Irish economy ranked 12th in innovation index
Republic drops two places in global study, while Switzerland retains top spot
The Irish economy was ranked highly in a global index for tech exports and foreign direct investment. Photograph: Getty Images
The Irish economy is the 12th most innovative in the world, according to a new report that ranks Switzerland in first place.
The Republic fell two places since the previous edition of the annual Global Innovation Index, which is co-published by bodies including the World Intellectual Property Organisation (WIPO), Cornell University and Insead business school.
Switzerland, which maintained its top spot from the 2018 study, was followed in the global rankings by Sweden, the United States, the Netherlands and the UK. The top 10 was completed by Finland, Denmark, Singapore, Germany and Israel.
The Republic scored highly in areas such as foreign direct investment (FDI) and tech exports, but performed less well on investment in education.
It was ranked first for FDI net outflows as a percentage of gross domestic product (GDP) and first for information and communications technology services exports as a percentage of total trade.

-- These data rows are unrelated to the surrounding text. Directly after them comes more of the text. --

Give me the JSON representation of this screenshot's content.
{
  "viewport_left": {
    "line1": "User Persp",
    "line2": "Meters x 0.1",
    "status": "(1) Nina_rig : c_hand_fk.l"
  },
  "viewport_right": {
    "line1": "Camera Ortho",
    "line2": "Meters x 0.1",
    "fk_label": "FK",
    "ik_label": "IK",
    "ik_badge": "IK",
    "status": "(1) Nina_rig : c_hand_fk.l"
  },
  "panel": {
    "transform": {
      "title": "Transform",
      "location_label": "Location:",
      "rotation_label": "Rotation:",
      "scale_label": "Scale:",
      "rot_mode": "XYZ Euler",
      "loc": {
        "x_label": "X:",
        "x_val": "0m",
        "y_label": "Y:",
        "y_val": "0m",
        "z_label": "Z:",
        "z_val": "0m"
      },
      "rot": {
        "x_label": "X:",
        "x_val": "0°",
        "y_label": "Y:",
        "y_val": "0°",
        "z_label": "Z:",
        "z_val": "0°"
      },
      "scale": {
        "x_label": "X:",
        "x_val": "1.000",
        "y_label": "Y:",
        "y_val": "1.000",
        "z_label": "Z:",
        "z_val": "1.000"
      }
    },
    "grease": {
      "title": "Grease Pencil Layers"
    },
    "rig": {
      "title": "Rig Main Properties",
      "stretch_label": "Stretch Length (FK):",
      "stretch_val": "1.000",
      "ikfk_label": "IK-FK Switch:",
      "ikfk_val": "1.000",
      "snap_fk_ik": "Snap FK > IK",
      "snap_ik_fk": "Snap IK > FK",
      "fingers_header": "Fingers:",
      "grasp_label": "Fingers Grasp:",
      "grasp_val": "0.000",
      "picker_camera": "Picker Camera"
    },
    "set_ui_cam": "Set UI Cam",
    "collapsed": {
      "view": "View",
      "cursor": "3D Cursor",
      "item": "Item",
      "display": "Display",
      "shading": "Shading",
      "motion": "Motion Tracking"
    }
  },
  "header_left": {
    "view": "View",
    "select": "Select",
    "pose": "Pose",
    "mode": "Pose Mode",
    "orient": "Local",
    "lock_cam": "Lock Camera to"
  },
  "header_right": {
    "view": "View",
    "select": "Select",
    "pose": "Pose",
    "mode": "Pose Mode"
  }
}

But it was only 88th for spending on education as a percentage of GDP, and 72nd for cultural and creative services exports as a percentage of total trade.
The outsized contribution of multinationals to the Republic’s GDP is likely to have skewed the findings in other categories.
Among seven main headings that group together a total of 80 indicators, the Irish economy scored best on infrastructure, ranking fifth, and knowledge and technology outputs, for which it ranked sixth.
Its worst ranking among the seven headings was its 39th place for “market sophistication”, which covers indicators relating to credit, investment, competition and market scale.
The aim of the index, which ranks 129 economies, is to help policymakers better understand how to stimulate and measure innovative activity, spurring further economic and social development.
Despite signs of slowing economic growth, innovation continues to blossom, particularly in Asia, according to the authors of the report. However, pressures are looming from trade disruptions and protectionism, they noted.
“The Global Innovation Index shows us that countries that prioritise innovation in their policies have seen significant increases in their rankings,” said WIPO director-general Francis Gurry.